We see the effects of this contradiction in every sector of society. Scientific advances make it possible to automate menial tasks, but the undemocratic appropriation of this knowledge by business owners means that the primary effect of automation is greater profits rather than more leisure time for workers.

Pharmaceutical and biotechnology companies, building on publicly funded basic research, maintain high profit margins while overall life expectancy decreases and millions of people lack access to basic lifesaving drugs.

And even as climate science reveals a looming global catastrophe, science and technology are appropriated and deployed by corporations and governments in ways that exacerbate and hasten the disaster. Advances in automobile engineering and energy-efficient design are used to produce newer and bigger SUVs. Improvements in sensors and GPS technology form the technological basis of the modern fracking boom.


The Bernie Sanders campaign has created a political opening for scientists and others to transform the way science is organized. To do so, we need a bold new science policy geared toward meeting social needs rather than the priorities of the military and large corporations.

An important first step is to redirect the nearly 50 percent of science funding that currently comes from military agencies to other institutions such as the National Science Foundation. This would allow us tackle pressing social problems like climate change and antibiotic resistance, rather than giving precedence to military concerns like weapons development.

Another priority is to boost investment in scientific education — especially for groups that are underrepresented in the field — and, as part of this, to reorganize scientific training so that the rights of scientific workers are respected, including the right to a living wage, shorter working hours, comprehensive health care, and protections against harassment and discrimination by their supervisors.

At the same time, we must also invest more in basic research and democratize scientific priorities so that they reflect the needs of all people, especially marginalized groups that have traditionally been neglected by the scientific enterprise. A major global health crisis facing the world today is the rise of antibiotic resistance. Low- and middle-income countries, which bear the greatest burden of infectious disease and limited health care infrastructure, are among those that will be most affected. Yet research in this area is underfunded because antibiotics are not profitable. More generally, research in areas such as public health and regulatory science receive a pittance. The Environmental Protection Agency (EPA) budget is a measly 0.8 percent of the federal science budget — nearly six time less than that allocated to weapons development. This is especially troubling because poor communities disproportionately suffer the consequences of pollution and environmental contamination.

Finally, scientists should push to replace laws like the Bayh-Dole Act, which privatize publicly produced knowledge, with new legislation that creates a “scientific commons.” To facilitate this, we should insist on the need for new government-funded, nonprofit institutions that can translate basic research directly into usable goods such as lifesaving drugs, bypassing the price-gouging of Big Pharma and biotech.

As Bernie emphasizes, the task of following through on these transformative goals falls on all of us. We, along with many other scientists, have formed a new organization — Scientists for Bernie — to support Sanders’s vision for a more just society and, more importantly, to begin building and fighting for a science policy that benefits all people.

Science can be an emancipatory force, reducing drudgery while fostering human freedom and flourishing.
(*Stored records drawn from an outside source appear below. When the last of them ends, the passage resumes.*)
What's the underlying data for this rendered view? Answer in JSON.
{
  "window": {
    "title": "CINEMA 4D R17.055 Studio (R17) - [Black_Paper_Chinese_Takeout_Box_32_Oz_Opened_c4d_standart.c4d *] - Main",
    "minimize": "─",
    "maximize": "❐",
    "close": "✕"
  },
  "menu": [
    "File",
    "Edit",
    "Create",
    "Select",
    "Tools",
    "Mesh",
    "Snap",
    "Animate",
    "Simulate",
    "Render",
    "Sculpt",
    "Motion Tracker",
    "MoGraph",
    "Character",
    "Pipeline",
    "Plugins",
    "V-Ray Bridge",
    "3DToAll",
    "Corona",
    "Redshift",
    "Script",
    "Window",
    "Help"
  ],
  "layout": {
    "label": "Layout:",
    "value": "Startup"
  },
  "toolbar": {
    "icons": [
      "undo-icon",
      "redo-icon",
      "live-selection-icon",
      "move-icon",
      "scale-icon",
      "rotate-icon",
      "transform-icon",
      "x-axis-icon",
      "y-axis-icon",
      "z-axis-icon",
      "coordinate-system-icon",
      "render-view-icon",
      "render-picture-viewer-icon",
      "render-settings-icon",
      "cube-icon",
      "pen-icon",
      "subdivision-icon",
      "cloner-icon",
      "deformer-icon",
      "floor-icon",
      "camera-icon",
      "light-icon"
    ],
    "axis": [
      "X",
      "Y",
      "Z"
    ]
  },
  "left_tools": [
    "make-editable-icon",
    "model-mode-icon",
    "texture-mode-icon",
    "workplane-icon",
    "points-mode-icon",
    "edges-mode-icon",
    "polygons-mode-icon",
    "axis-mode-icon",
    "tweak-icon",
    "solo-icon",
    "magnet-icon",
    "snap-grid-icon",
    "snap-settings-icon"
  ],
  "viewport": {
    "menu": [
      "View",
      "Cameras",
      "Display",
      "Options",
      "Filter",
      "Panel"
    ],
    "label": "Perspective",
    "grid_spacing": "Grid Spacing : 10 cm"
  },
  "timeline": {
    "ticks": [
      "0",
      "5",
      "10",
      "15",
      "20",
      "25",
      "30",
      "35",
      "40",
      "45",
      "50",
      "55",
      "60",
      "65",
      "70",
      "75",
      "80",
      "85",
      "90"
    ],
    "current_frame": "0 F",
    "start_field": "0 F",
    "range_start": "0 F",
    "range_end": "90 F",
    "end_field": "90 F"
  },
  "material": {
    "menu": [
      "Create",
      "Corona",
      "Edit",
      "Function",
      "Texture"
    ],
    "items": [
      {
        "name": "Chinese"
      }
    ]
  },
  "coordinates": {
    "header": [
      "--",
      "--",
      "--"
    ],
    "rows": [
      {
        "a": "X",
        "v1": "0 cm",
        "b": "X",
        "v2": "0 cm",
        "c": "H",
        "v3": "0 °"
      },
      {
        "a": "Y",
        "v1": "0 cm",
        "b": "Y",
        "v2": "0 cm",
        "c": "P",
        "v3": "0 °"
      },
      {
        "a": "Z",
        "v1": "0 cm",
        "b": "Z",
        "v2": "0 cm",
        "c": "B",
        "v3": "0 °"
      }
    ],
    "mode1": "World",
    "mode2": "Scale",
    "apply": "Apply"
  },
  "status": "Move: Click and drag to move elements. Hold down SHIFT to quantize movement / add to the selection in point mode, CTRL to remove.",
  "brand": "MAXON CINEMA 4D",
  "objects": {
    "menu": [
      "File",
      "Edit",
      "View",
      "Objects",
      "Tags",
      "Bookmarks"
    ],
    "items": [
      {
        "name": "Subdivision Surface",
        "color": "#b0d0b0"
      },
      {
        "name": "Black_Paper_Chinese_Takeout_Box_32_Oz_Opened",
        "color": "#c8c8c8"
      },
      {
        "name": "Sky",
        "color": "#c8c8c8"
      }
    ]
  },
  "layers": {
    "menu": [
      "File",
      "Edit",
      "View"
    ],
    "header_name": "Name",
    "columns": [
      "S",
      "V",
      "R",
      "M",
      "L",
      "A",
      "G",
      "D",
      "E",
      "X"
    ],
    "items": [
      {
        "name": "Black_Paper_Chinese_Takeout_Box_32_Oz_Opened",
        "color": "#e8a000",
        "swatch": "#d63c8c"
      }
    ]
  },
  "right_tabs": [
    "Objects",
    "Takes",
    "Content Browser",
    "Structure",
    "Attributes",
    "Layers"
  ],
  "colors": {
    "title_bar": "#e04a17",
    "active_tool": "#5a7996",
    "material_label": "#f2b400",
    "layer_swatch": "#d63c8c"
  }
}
But in order to unleash that potential, scientists will need to become active participants in political struggle to create the world we want.